» GOAL OF THE EXERCISE
Read through the lines below for the string "label" and copy each one that has it.

Page and application data records
□ □ □ □ □

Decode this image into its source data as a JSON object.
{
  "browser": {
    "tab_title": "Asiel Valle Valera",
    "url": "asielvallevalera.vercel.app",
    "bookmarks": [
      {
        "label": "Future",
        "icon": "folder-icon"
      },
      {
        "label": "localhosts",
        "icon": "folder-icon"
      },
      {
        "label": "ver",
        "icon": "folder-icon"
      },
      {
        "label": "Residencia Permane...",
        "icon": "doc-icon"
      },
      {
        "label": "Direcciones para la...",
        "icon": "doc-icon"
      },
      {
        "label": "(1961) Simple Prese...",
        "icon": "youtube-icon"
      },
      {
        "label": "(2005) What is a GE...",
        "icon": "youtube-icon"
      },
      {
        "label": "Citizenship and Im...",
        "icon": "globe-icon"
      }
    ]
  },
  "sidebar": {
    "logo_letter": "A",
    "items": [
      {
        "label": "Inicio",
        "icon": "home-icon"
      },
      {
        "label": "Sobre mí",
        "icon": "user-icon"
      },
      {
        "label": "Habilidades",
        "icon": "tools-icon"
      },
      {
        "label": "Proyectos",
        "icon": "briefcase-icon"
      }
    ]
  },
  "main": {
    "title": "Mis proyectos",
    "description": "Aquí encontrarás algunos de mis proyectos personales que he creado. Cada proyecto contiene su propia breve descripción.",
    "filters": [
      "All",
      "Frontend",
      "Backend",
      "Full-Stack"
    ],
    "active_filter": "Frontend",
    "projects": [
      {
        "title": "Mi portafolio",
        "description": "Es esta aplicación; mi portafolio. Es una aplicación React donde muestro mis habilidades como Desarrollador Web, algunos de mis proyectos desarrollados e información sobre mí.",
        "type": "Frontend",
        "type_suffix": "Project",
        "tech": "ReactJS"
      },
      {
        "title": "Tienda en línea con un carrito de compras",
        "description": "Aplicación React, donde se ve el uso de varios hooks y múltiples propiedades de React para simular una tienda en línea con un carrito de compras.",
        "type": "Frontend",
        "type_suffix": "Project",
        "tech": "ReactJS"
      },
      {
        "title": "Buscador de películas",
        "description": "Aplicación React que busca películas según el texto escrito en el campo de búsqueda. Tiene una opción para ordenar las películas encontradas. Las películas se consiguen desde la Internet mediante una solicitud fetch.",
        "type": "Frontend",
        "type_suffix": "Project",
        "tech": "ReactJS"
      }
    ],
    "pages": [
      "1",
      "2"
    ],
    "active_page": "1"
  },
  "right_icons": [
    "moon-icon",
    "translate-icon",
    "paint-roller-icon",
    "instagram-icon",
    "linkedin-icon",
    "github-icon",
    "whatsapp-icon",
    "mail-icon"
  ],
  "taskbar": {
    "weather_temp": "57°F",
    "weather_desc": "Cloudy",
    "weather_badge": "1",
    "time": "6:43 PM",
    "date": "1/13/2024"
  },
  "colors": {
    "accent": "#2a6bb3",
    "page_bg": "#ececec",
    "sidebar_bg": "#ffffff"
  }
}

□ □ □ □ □

» EXERCISE ANSWER
        "label": "Future",
        "label": "localhosts",
        "label": "ver",
        "label": "Residencia Permane...",
        "label": "Direcciones para la...",
        "label": "(1961) Simple Prese...",
        "label": "(2005) What is a GE...",
        "label": "Citizenship and Im...",
        "label": "Inicio",
        "label": "Sobre mí",
        "label": "Habilidades",
        "label": "Proyectos",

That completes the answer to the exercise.